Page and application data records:
^^^^
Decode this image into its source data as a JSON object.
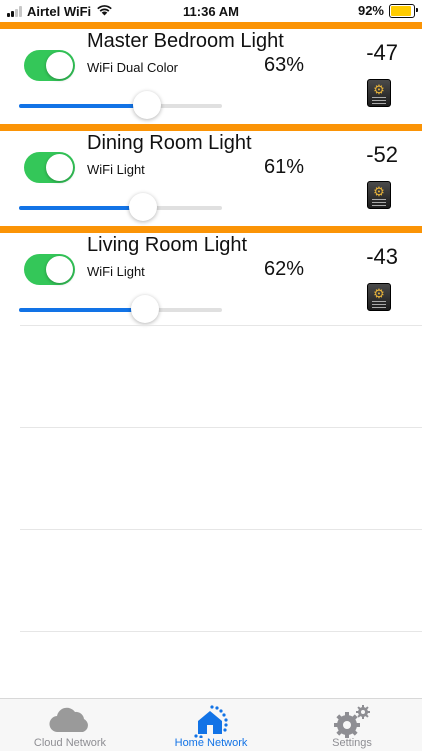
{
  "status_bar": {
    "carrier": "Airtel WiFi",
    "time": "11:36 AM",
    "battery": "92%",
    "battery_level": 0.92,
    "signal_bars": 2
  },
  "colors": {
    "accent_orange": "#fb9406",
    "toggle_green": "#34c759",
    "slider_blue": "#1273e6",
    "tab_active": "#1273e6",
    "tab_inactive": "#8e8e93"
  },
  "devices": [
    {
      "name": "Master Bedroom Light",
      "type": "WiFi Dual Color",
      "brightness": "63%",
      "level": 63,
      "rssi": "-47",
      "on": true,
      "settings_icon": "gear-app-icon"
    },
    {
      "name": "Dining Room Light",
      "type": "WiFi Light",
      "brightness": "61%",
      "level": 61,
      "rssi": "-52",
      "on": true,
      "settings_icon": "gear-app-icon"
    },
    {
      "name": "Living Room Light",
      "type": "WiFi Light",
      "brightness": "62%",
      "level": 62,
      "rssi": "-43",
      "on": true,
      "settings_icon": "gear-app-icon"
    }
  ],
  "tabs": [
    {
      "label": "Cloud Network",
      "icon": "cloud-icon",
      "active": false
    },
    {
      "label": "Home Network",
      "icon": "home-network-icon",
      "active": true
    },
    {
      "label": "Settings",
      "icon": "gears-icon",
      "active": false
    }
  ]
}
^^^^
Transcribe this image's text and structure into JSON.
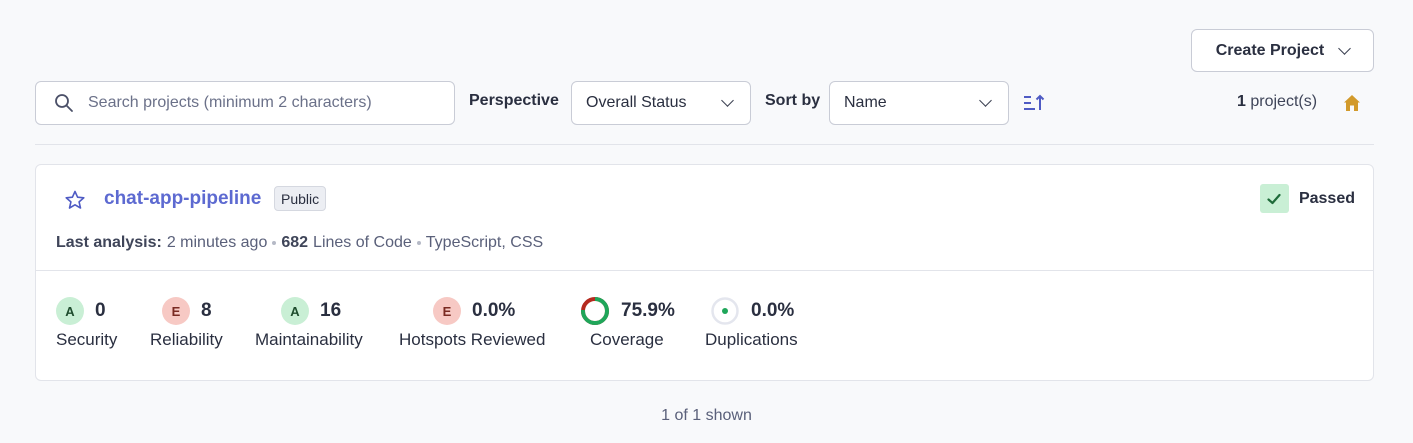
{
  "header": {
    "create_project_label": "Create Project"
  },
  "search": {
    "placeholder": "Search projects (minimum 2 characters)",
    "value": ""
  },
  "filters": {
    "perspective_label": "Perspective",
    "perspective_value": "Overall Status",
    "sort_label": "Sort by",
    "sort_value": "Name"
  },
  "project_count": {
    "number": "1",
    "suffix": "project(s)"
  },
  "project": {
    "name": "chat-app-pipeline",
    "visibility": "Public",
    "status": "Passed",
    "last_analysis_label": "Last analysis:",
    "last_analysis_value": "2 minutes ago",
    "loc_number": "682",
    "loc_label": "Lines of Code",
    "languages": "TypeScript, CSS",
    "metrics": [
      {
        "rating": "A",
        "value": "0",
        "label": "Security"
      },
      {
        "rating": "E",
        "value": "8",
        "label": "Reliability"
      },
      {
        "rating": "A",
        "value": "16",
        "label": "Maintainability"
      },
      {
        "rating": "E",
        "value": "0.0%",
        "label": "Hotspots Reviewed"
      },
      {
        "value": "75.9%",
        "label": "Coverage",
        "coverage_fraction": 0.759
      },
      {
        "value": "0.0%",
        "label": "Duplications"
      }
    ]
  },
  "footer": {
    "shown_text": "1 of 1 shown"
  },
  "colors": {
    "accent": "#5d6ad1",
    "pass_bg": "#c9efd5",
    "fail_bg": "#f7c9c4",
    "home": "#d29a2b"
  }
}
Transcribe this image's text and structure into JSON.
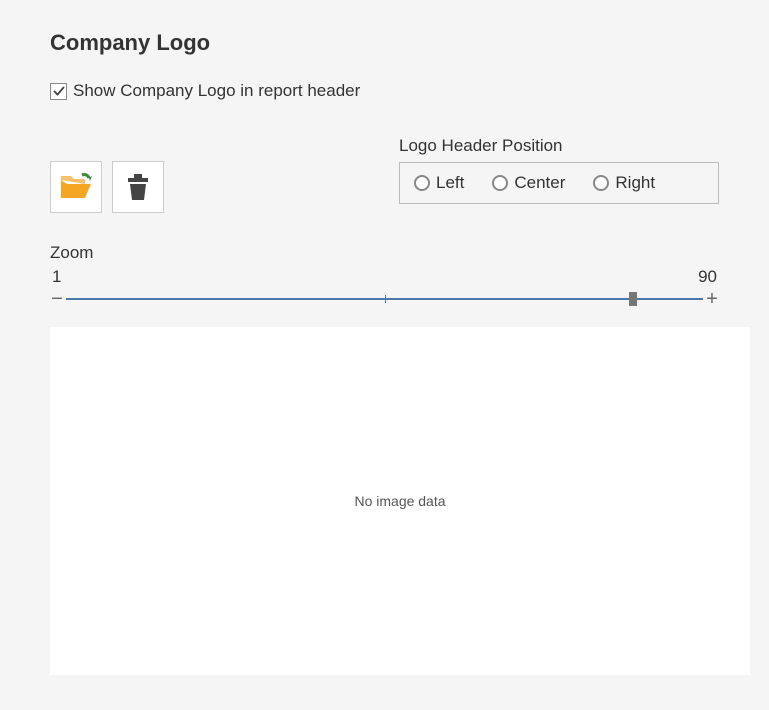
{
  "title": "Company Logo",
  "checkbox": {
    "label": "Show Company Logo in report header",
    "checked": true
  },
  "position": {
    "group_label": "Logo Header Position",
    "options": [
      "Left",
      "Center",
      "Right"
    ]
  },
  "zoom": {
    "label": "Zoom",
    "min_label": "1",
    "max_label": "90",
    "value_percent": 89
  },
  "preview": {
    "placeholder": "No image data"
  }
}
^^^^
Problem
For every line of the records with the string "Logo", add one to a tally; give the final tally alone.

Written reply
3